"At the end, there's still seven months, and if Liverpool win, I will be the first to congratulate them because we cannot deny how good they are."

Guardiola's side trailed 2-0 at halftime, despite controlling possession and out-shooting Liverpool in the first half. But the Reds were clinical, scoring on each of their first two shots of the match. 

Liverpool's first-half performance reminded Guardiola of Manchester City's UEFA Champions League quarterfinal loss at Anfield two seasons ago, when the Cityzens dug a 3-0 first-half hole in the first leg at Anfield. Guardiola was happier with his squad Sunday, pointing to City's various injuries as Leroy Sané, Aymeric Laporte and Oleksandr Zinchenko all have missed significant time this season.

"What happened today, we showed why we are the champions," Guardiola said. "In this stadium, the way we played was incredible. So, I'm so proud of my team more than ever. [An] incredible performance in this stadium against the strongest team in Europe, and the way we played ... I am so proud. So proud. We played so good."

[RELATED: USMNT star Pulisic scores again for Chelsea but injures hip]

Perhaps Guardiola was just trying to be positive following some very visible outbursts, and the frustration stemming from both calls -- or, lack thereof, if you're a City supporter -- is understandable. But as strong as City looked, Guardiola's comments ring of moral victories and are oddly defeatist, especially considering where he and the club stand in global soccer's pecking order.

Guardiola arguably is the greatest club manager of all time, and oil money-backed City has the kind of financial might that only a handful of clubs in the world can match, let alone exceed. City trails Liverpool by nine points in the Premier League table, but don't mistake them for underdogs.

Watch Liverpool FC's Fabinho, Mo Salah score early vs. Manchester City

Watch Liverpool FC's Fabinho, Mo Salah score early vs. Manchester City

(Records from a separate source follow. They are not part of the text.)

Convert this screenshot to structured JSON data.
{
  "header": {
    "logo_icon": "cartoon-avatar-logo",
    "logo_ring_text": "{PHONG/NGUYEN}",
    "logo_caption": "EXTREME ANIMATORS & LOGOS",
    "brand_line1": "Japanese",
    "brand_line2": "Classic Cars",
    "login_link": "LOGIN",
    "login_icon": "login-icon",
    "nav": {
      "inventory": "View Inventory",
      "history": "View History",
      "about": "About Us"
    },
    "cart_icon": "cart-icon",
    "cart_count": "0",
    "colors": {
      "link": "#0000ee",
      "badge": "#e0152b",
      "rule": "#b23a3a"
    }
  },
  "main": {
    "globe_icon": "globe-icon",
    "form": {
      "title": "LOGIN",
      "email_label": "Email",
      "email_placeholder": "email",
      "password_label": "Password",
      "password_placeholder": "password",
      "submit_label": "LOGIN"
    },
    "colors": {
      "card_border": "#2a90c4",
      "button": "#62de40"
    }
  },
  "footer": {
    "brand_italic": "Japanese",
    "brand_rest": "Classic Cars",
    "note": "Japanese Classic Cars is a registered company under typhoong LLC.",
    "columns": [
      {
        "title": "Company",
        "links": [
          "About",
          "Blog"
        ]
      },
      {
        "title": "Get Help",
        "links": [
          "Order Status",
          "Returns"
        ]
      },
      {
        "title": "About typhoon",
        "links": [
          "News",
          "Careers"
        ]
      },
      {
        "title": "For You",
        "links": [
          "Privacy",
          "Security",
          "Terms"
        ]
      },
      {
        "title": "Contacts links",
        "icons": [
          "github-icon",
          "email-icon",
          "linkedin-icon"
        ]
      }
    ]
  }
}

In the English Premier League's biggest match of the season to date, Liverpool FC got on the front foot early in a 3-1 win over Manchester City. 

The league leaders led 2-0 within the first 15 minutes Sunday at Anfield, thanks to Fabinho's sixth-minute screamer from outside the box and Mo Salah's 13th-minute header.  

Liverpool opened the scoring while Manchester City was slow to defend the Reds' counter-attack, disputing the referee's decision to not award a handball on Trent Alexander-Arnold. City controlled the early portions of the match, and Bernardo Silva's pass in the box hit Alexander-Arnold's outstretched arm with City attacker Raheem Sterling running in behind. 

The Premier League's rule changes reflecting the International Football Association Board's "Laws of the Game" this summer called for a foul when a player has made their body "unnaturally bigger," but the referee appeared to determine that Alexander-Arnold's outstretched arm was natural.

Alexander-Arnold surely earned himself additional ire from the City faithful with his wonderfully weighted pass on Liverpool's second goal. The right back switched the ball to left back Andy Robertson, whose subsequent cross to Salah left the ball on a platter for the Egyptian striker's run. 

[RELATED: Why Steve Kerr admires Jurgen Klopp's passion, joy]

Liverpool's offense runs through their flanks, as Alexander-Arnold and Robertson have been the Premier League's most productive passers this calendar year.

You'd have to go back to April 2017 to see the last time Liverpool lost at Anfield, and that streak continued Sunday. Sadio Mané put the game out of reach with a 51st-minute goal, but Liverpool's two quick goals ultimately proved to be too much for City.